She wants to be mayor and voters would like to know if Quinn has the moral courage to put the well being of one million New Yorkers — the number of workers without paid sick days — above her own political ambitions.
So far the speaker has been the main reason these low-income employees remain in a situation in which getting sick is an unaffordable luxury. For them, taking a few days off to recover from an illness means losing income or even their jobs.
That is what happened to Dominican-born Bernardo Mercedes León. For nine years he worked 14-hour days loading trucks at Noamex Inc., a huge recycler of used clothing in Brooklyn. After a bout of pneumonia forced him to miss several days of work two weeks ago, he was summarily fired.

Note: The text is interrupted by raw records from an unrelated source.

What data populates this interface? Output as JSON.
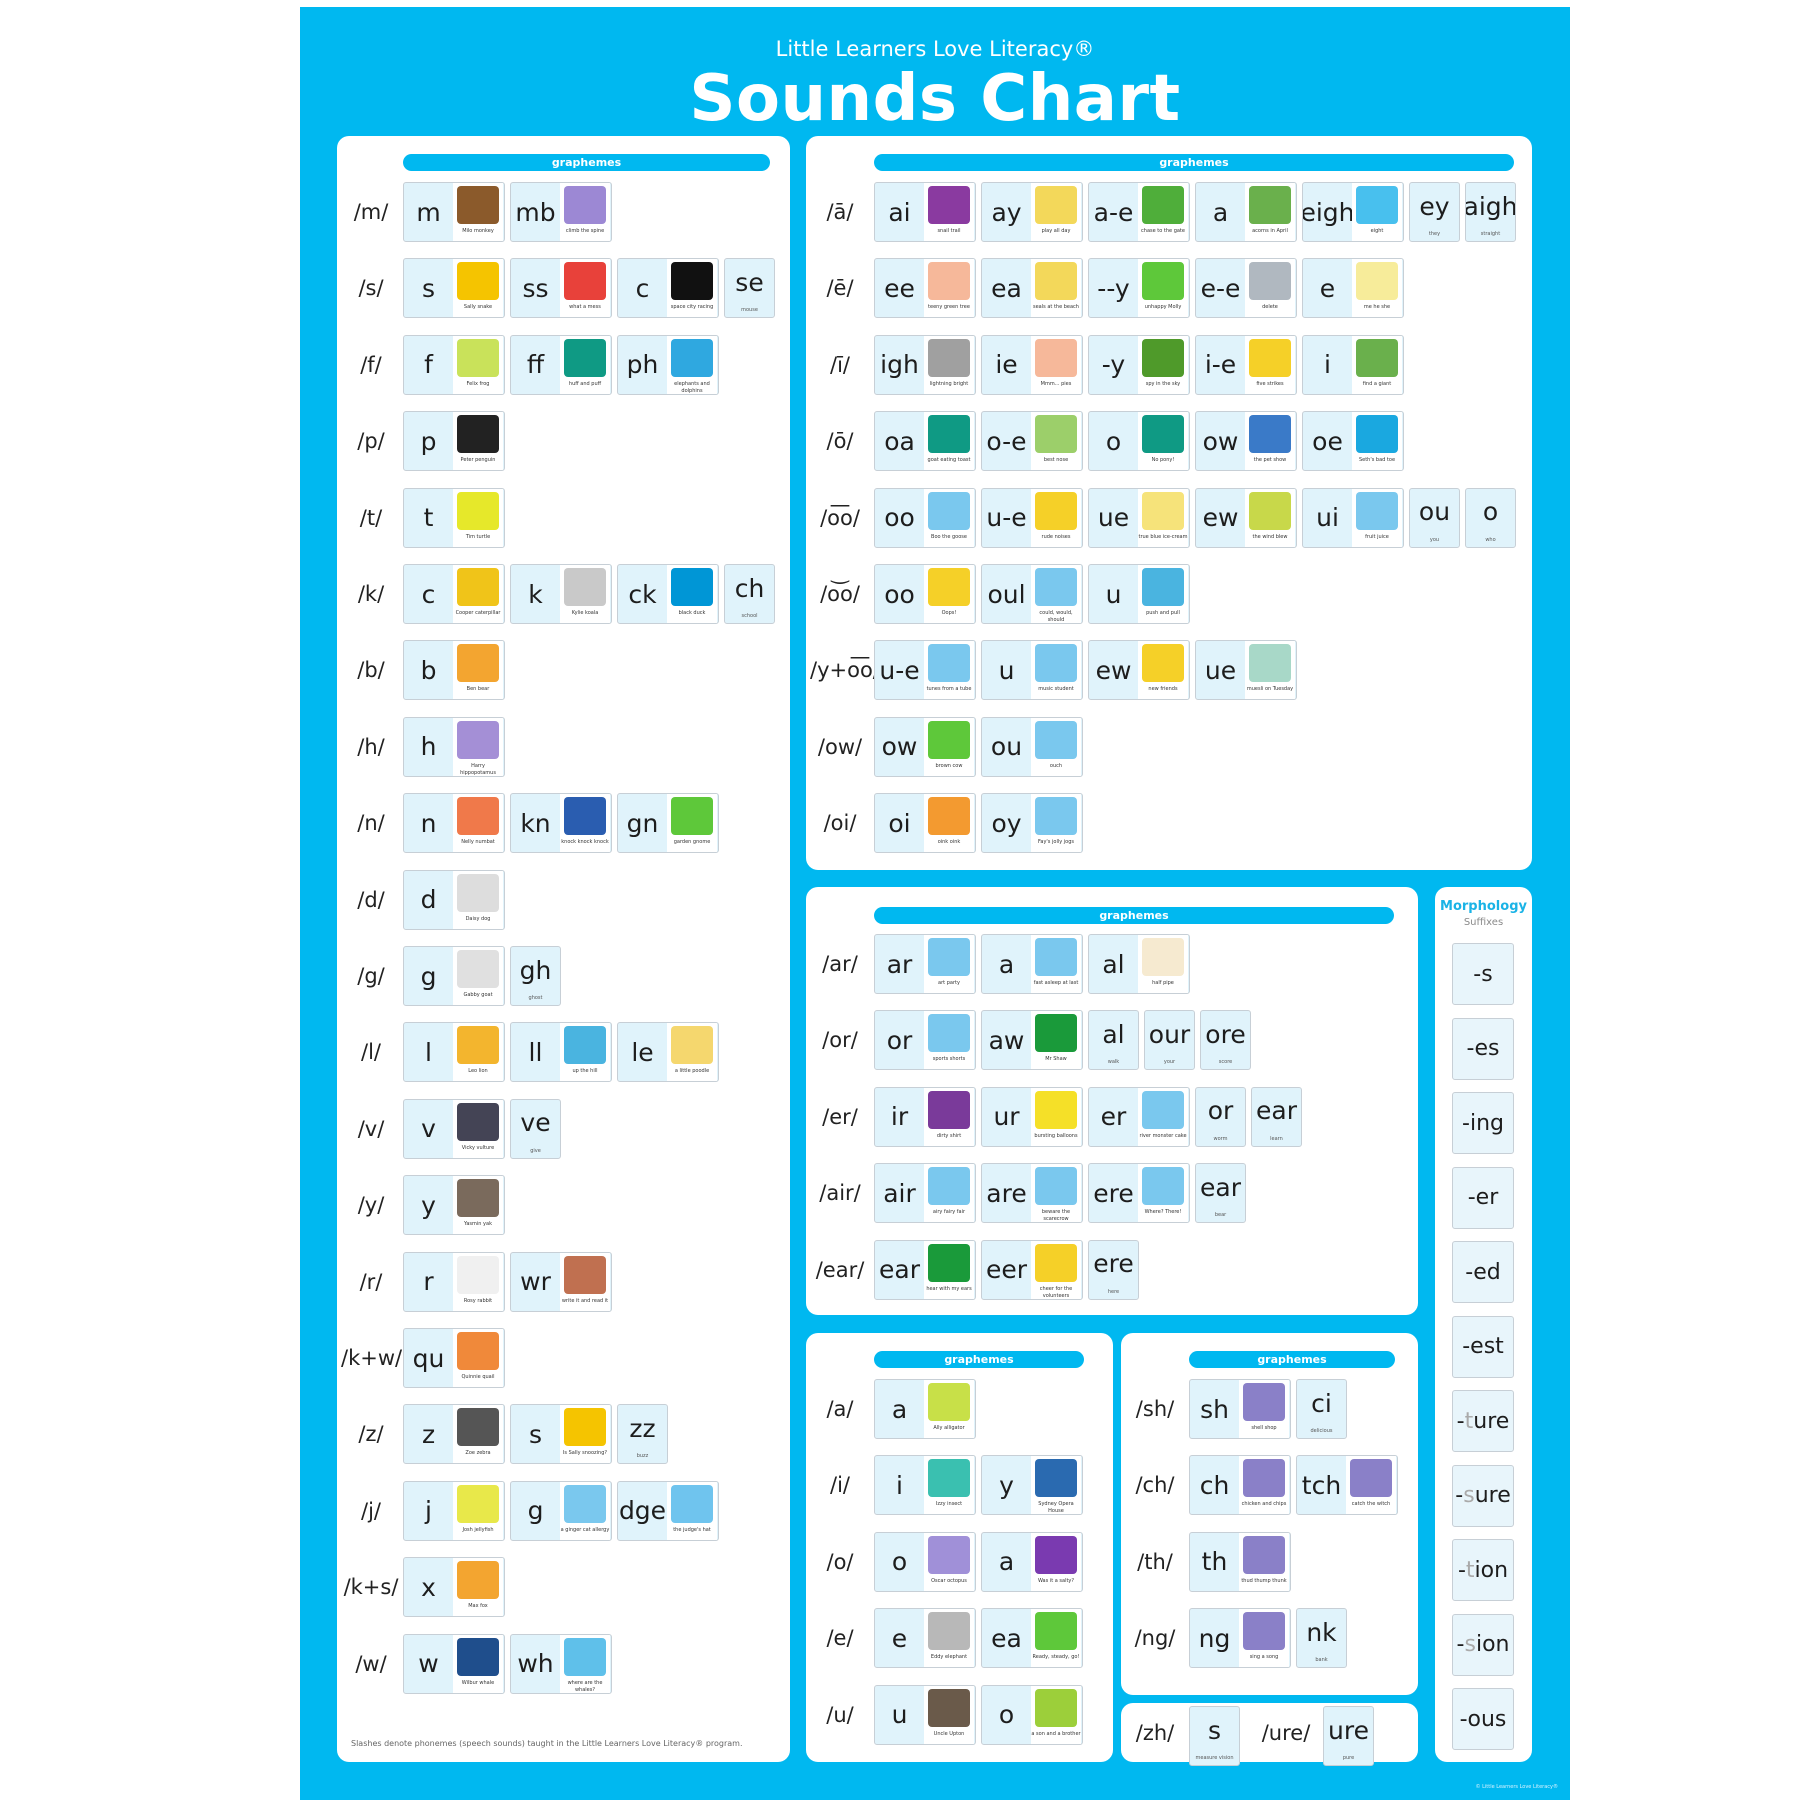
{
  "header": {
    "brand": "Little Learners Love Literacy®",
    "title": "Sounds Chart"
  },
  "colors": {
    "brand_blue": "#00b8f0",
    "tile_bg": "#e0f3fb",
    "morph_title": "#1ab3e6"
  },
  "graphemes_label": "graphemes",
  "footnote": "Slashes denote phonemes (speech sounds) taught in the Little Learners Love Literacy® program.",
  "copyright": "© Little Learners Love Literacy®",
  "consonants": [
    {
      "phoneme": "/m/",
      "tiles": [
        {
          "g": "m",
          "cap": "Milo monkey",
          "color": "#8b5a2b"
        },
        {
          "g": "mb",
          "cap": "climb the spine",
          "color": "#9c88d4"
        }
      ]
    },
    {
      "phoneme": "/s/",
      "tiles": [
        {
          "g": "s",
          "cap": "Sally snake",
          "color": "#f5c400"
        },
        {
          "g": "ss",
          "cap": "what a mess",
          "color": "#e8413a"
        },
        {
          "g": "c",
          "cap": "space city racing",
          "color": "#111111"
        },
        {
          "g": "se",
          "cap": "mouse"
        }
      ]
    },
    {
      "phoneme": "/f/",
      "tiles": [
        {
          "g": "f",
          "cap": "Felix frog",
          "color": "#c9e25a"
        },
        {
          "g": "ff",
          "cap": "huff and puff",
          "color": "#0f9a84"
        },
        {
          "g": "ph",
          "cap": "elephants and dolphins",
          "color": "#2fa8e0"
        }
      ]
    },
    {
      "phoneme": "/p/",
      "tiles": [
        {
          "g": "p",
          "cap": "Peter penguin",
          "color": "#222222"
        }
      ]
    },
    {
      "phoneme": "/t/",
      "tiles": [
        {
          "g": "t",
          "cap": "Tim turtle",
          "color": "#e6e82a"
        }
      ]
    },
    {
      "phoneme": "/k/",
      "tiles": [
        {
          "g": "c",
          "cap": "Cooper caterpillar",
          "color": "#f0c419"
        },
        {
          "g": "k",
          "cap": "Kylie koala",
          "color": "#c9c9c9"
        },
        {
          "g": "ck",
          "cap": "black duck",
          "color": "#0096d6"
        },
        {
          "g": "ch",
          "cap": "school"
        }
      ]
    },
    {
      "phoneme": "/b/",
      "tiles": [
        {
          "g": "b",
          "cap": "Ben bear",
          "color": "#f3a530"
        }
      ]
    },
    {
      "phoneme": "/h/",
      "tiles": [
        {
          "g": "h",
          "cap": "Harry hippopotamus",
          "color": "#a48fd6"
        }
      ]
    },
    {
      "phoneme": "/n/",
      "tiles": [
        {
          "g": "n",
          "cap": "Nelly numbat",
          "color": "#f0794a"
        },
        {
          "g": "kn",
          "cap": "knock knock knock",
          "color": "#2a5db0"
        },
        {
          "g": "gn",
          "cap": "garden gnome",
          "color": "#5ec83a"
        }
      ]
    },
    {
      "phoneme": "/d/",
      "tiles": [
        {
          "g": "d",
          "cap": "Daisy dog",
          "color": "#dddddd"
        }
      ]
    },
    {
      "phoneme": "/g/",
      "tiles": [
        {
          "g": "g",
          "cap": "Gabby goat",
          "color": "#e0e0e0"
        },
        {
          "g": "gh",
          "cap": "ghost"
        }
      ]
    },
    {
      "phoneme": "/l/",
      "tiles": [
        {
          "g": "l",
          "cap": "Leo lion",
          "color": "#f3b52e"
        },
        {
          "g": "ll",
          "cap": "up the hill",
          "color": "#4ab4e0"
        },
        {
          "g": "le",
          "cap": "a little poodle",
          "color": "#f5d76e"
        }
      ]
    },
    {
      "phoneme": "/v/",
      "tiles": [
        {
          "g": "v",
          "cap": "Vicky vulture",
          "color": "#444455"
        },
        {
          "g": "ve",
          "cap": "give"
        }
      ]
    },
    {
      "phoneme": "/y/",
      "tiles": [
        {
          "g": "y",
          "cap": "Yasmin yak",
          "color": "#7a6a5c"
        }
      ]
    },
    {
      "phoneme": "/r/",
      "tiles": [
        {
          "g": "r",
          "cap": "Rosy rabbit",
          "color": "#f0f0f0"
        },
        {
          "g": "wr",
          "cap": "write it and read it",
          "color": "#c07050"
        }
      ]
    },
    {
      "phoneme": "/k+w/",
      "tiles": [
        {
          "g": "qu",
          "cap": "Quinnie quail",
          "color": "#f0893a"
        }
      ]
    },
    {
      "phoneme": "/z/",
      "tiles": [
        {
          "g": "z",
          "cap": "Zoe zebra",
          "color": "#555555"
        },
        {
          "g": "s",
          "cap": "Is Sally snoozing?",
          "color": "#f5c400"
        },
        {
          "g": "zz",
          "cap": "buzz"
        }
      ]
    },
    {
      "phoneme": "/j/",
      "tiles": [
        {
          "g": "j",
          "cap": "Josh jellyfish",
          "color": "#e8e84a"
        },
        {
          "g": "g",
          "cap": "a ginger cat allergy",
          "color": "#7ac8ee"
        },
        {
          "g": "dge",
          "cap": "the judge's hat",
          "color": "#6fc4ee"
        }
      ]
    },
    {
      "phoneme": "/k+s/",
      "tiles": [
        {
          "g": "x",
          "cap": "Max fox",
          "color": "#f3a530"
        }
      ]
    },
    {
      "phoneme": "/w/",
      "tiles": [
        {
          "g": "w",
          "cap": "Wilbur whale",
          "color": "#1f4e8c"
        },
        {
          "g": "wh",
          "cap": "where are the whales?",
          "color": "#5fc0ea"
        }
      ]
    }
  ],
  "long_vowels": [
    {
      "phoneme": "/ā/",
      "tiles": [
        {
          "g": "ai",
          "cap": "snail trail",
          "color": "#8a3aa0"
        },
        {
          "g": "ay",
          "cap": "play all day",
          "color": "#f3d85a"
        },
        {
          "g": "a-e",
          "cap": "chase to the gate",
          "color": "#4fae3a"
        },
        {
          "g": "a",
          "cap": "acorns in April",
          "color": "#6ab04c"
        },
        {
          "g": "eigh",
          "cap": "eight",
          "color": "#48c0ee"
        },
        {
          "g": "ey",
          "cap": "they"
        },
        {
          "g": "aigh",
          "cap": "straight"
        }
      ]
    },
    {
      "phoneme": "/ē/",
      "tiles": [
        {
          "g": "ee",
          "cap": "teeny green tree",
          "color": "#f6b89a"
        },
        {
          "g": "ea",
          "cap": "seals at the beach",
          "color": "#f3d85a"
        },
        {
          "g": "--y",
          "cap": "unhappy Molly",
          "color": "#5ec83a"
        },
        {
          "g": "e-e",
          "cap": "delete",
          "color": "#b0b8c0"
        },
        {
          "g": "e",
          "cap": "me he she",
          "color": "#f7ec9a"
        }
      ]
    },
    {
      "phoneme": "/ī/",
      "tiles": [
        {
          "g": "igh",
          "cap": "lightning bright",
          "color": "#a0a0a0"
        },
        {
          "g": "ie",
          "cap": "Mmm... pies",
          "color": "#f6b89a"
        },
        {
          "g": "-y",
          "cap": "spy in the sky",
          "color": "#4f9a2a"
        },
        {
          "g": "i-e",
          "cap": "five strikes",
          "color": "#f5d028"
        },
        {
          "g": "i",
          "cap": "find a giant",
          "color": "#6ab04c"
        }
      ]
    },
    {
      "phoneme": "/ō/",
      "tiles": [
        {
          "g": "oa",
          "cap": "goat eating toast",
          "color": "#0f9a84"
        },
        {
          "g": "o-e",
          "cap": "best nose",
          "color": "#9ccf6a"
        },
        {
          "g": "o",
          "cap": "No pony!",
          "color": "#0f9a84"
        },
        {
          "g": "ow",
          "cap": "the pet show",
          "color": "#3a7ac8"
        },
        {
          "g": "oe",
          "cap": "Seth's bad toe",
          "color": "#1aa8e0"
        }
      ]
    },
    {
      "phoneme": "/o͞o/",
      "tiles": [
        {
          "g": "oo",
          "cap": "Boo the goose",
          "color": "#7ac8ee"
        },
        {
          "g": "u-e",
          "cap": "rude noises",
          "color": "#f5d028"
        },
        {
          "g": "ue",
          "cap": "true blue ice-cream",
          "color": "#f6e37a"
        },
        {
          "g": "ew",
          "cap": "the wind blew",
          "color": "#c8d84a"
        },
        {
          "g": "ui",
          "cap": "fruit juice",
          "color": "#7ac8ee"
        },
        {
          "g": "ou",
          "cap": "you"
        },
        {
          "g": "o",
          "cap": "who"
        }
      ]
    },
    {
      "phoneme": "/o͝o/",
      "tiles": [
        {
          "g": "oo",
          "cap": "Oops!",
          "color": "#f5d028"
        },
        {
          "g": "oul",
          "cap": "could, would, should",
          "color": "#7ac8ee"
        },
        {
          "g": "u",
          "cap": "push and pull",
          "color": "#4ab4e0"
        }
      ]
    },
    {
      "phoneme": "/y+o͞o/",
      "tiles": [
        {
          "g": "u-e",
          "cap": "tunes from a tube",
          "color": "#7ac8ee"
        },
        {
          "g": "u",
          "cap": "music student",
          "color": "#7ac8ee"
        },
        {
          "g": "ew",
          "cap": "new friends",
          "color": "#f5d028"
        },
        {
          "g": "ue",
          "cap": "muesli on Tuesday",
          "color": "#a8d8c8"
        }
      ]
    },
    {
      "phoneme": "/ow/",
      "tiles": [
        {
          "g": "ow",
          "cap": "brown cow",
          "color": "#5ec83a"
        },
        {
          "g": "ou",
          "cap": "ouch",
          "color": "#7ac8ee"
        }
      ]
    },
    {
      "phoneme": "/oi/",
      "tiles": [
        {
          "g": "oi",
          "cap": "oink oink",
          "color": "#f39a30"
        },
        {
          "g": "oy",
          "cap": "Fay's jolly jogs",
          "color": "#7ac8ee"
        }
      ]
    }
  ],
  "r_vowels": [
    {
      "phoneme": "/ar/",
      "tiles": [
        {
          "g": "ar",
          "cap": "art party",
          "color": "#7ac8ee"
        },
        {
          "g": "a",
          "cap": "fast asleep at last",
          "color": "#7ac8ee"
        },
        {
          "g": "al",
          "cap": "half pipe",
          "color": "#f6ead0"
        }
      ]
    },
    {
      "phoneme": "/or/",
      "tiles": [
        {
          "g": "or",
          "cap": "sports shorts",
          "color": "#7ac8ee"
        },
        {
          "g": "aw",
          "cap": "Mr Shaw",
          "color": "#1a9a3a"
        },
        {
          "g": "al",
          "cap": "walk"
        },
        {
          "g": "our",
          "cap": "your"
        },
        {
          "g": "ore",
          "cap": "score"
        }
      ]
    },
    {
      "phoneme": "/er/",
      "tiles": [
        {
          "g": "ir",
          "cap": "dirty shirt",
          "color": "#7a3a9a"
        },
        {
          "g": "ur",
          "cap": "bursting balloons",
          "color": "#f5e028"
        },
        {
          "g": "er",
          "cap": "river monster cake",
          "color": "#7ac8ee"
        },
        {
          "g": "or",
          "cap": "worm"
        },
        {
          "g": "ear",
          "cap": "learn"
        }
      ]
    },
    {
      "phoneme": "/air/",
      "tiles": [
        {
          "g": "air",
          "cap": "airy fairy fair",
          "color": "#7ac8ee"
        },
        {
          "g": "are",
          "cap": "beware the scarecrow",
          "color": "#7ac8ee"
        },
        {
          "g": "ere",
          "cap": "Where? There!",
          "color": "#7ac8ee"
        },
        {
          "g": "ear",
          "cap": "bear"
        }
      ]
    },
    {
      "phoneme": "/ear/",
      "tiles": [
        {
          "g": "ear",
          "cap": "hear with my ears",
          "color": "#1a9a3a"
        },
        {
          "g": "eer",
          "cap": "cheer for the volunteers",
          "color": "#f5d028"
        },
        {
          "g": "ere",
          "cap": "here"
        }
      ]
    }
  ],
  "short_vowels": [
    {
      "phoneme": "/a/",
      "tiles": [
        {
          "g": "a",
          "cap": "Ally alligator",
          "color": "#c8e048"
        }
      ]
    },
    {
      "phoneme": "/i/",
      "tiles": [
        {
          "g": "i",
          "cap": "Izzy insect",
          "color": "#3ac0b0"
        },
        {
          "g": "y",
          "cap": "Sydney Opera House",
          "color": "#2a6ab0"
        }
      ]
    },
    {
      "phoneme": "/o/",
      "tiles": [
        {
          "g": "o",
          "cap": "Oscar octopus",
          "color": "#a090d8"
        },
        {
          "g": "a",
          "cap": "Was it a salty?",
          "color": "#7a3ab0"
        }
      ]
    },
    {
      "phoneme": "/e/",
      "tiles": [
        {
          "g": "e",
          "cap": "Eddy elephant",
          "color": "#b8b8b8"
        },
        {
          "g": "ea",
          "cap": "Ready, steady, go!",
          "color": "#5ec83a"
        }
      ]
    },
    {
      "phoneme": "/u/",
      "tiles": [
        {
          "g": "u",
          "cap": "Uncle Upton",
          "color": "#6a5a4a"
        },
        {
          "g": "o",
          "cap": "a son and a brother",
          "color": "#9ccf3a"
        }
      ]
    }
  ],
  "digraphs": [
    {
      "phoneme": "/sh/",
      "tiles": [
        {
          "g": "sh",
          "cap": "shell shop",
          "color": "#8a80c8"
        },
        {
          "g": "ci",
          "cap": "delicious"
        }
      ]
    },
    {
      "phoneme": "/ch/",
      "tiles": [
        {
          "g": "ch",
          "cap": "chicken and chips",
          "color": "#8a80c8"
        },
        {
          "g": "tch",
          "cap": "catch the witch",
          "color": "#8a80c8"
        }
      ]
    },
    {
      "phoneme": "/th/",
      "tiles": [
        {
          "g": "th",
          "cap": "thud thump thunk",
          "color": "#8a80c8"
        }
      ]
    },
    {
      "phoneme": "/ng/",
      "tiles": [
        {
          "g": "ng",
          "cap": "sing a song",
          "color": "#8a80c8"
        },
        {
          "g": "nk",
          "cap": "bank"
        }
      ]
    }
  ],
  "extra": [
    {
      "phoneme": "/zh/",
      "tiles": [
        {
          "g": "s",
          "cap": "measure vision"
        }
      ]
    },
    {
      "phoneme": "/ure/",
      "tiles": [
        {
          "g": "ure",
          "cap": "pure"
        }
      ]
    }
  ],
  "morphology": {
    "title": "Morphology",
    "subtitle": "Suffixes",
    "suffixes": [
      {
        "dash": "-",
        "dim": "",
        "rest": "s"
      },
      {
        "dash": "-",
        "dim": "",
        "rest": "es"
      },
      {
        "dash": "-",
        "dim": "",
        "rest": "ing"
      },
      {
        "dash": "-",
        "dim": "",
        "rest": "er"
      },
      {
        "dash": "-",
        "dim": "",
        "rest": "ed"
      },
      {
        "dash": "-",
        "dim": "",
        "rest": "est"
      },
      {
        "dash": "-",
        "dim": "t",
        "rest": "ure"
      },
      {
        "dash": "-",
        "dim": "s",
        "rest": "ure"
      },
      {
        "dash": "-",
        "dim": "t",
        "rest": "ion"
      },
      {
        "dash": "-",
        "dim": "s",
        "rest": "ion"
      },
      {
        "dash": "-",
        "dim": "",
        "rest": "ous"
      }
    ]
  }
}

“It was raining and I was working outside and got wet,” remembers the 25-year-old father of two, whose weekly take home pay was $440. “I developed a fever and began to vomit and the boss told me to go home.”
One week without pay later he finally was healthy enough to go back to work.
“But when I got there I was told to get out, that I no longer had a job,” he said.
Stories like Leon’s are the daily bread of the city’s low-income workers. That’s what makes it so hard to understand that the Paid Sick Days bill, originally introduced by Council member Gale Brewer (D-Manhattan), has been languishing in the Council for more than 1000 days despite having enough votes — 37 cosponsors out of 51 members of the Council– to pass.
A majority of New Yorkers –83% — also favors such a law, according to a Community Service Society poll (Oct. 2012).
Last Monday 15 women elected officials — members of Congress, the Council and the state legislature — along with Make the Road NY, the Working Families Party and dozens of workers held a City Hall press conference calling on Quinn to stop blocking the vote.
“The time to pass the Sick Paid Act in New York City is long overdue. This issue of social justice and public health must be addressed immediately,” said Rep. Nydia Velázquez (D-Brooklyn)
The act would allow workers to earn five paid sick days a year. Businesses with fewer than five employees would be exempt from the requirement, and would only have to provide five unpaid but job protected sick days.
Yet, business interests fiercely oppose this very modest bill and make it sound as if passing it would bring down the capitalist system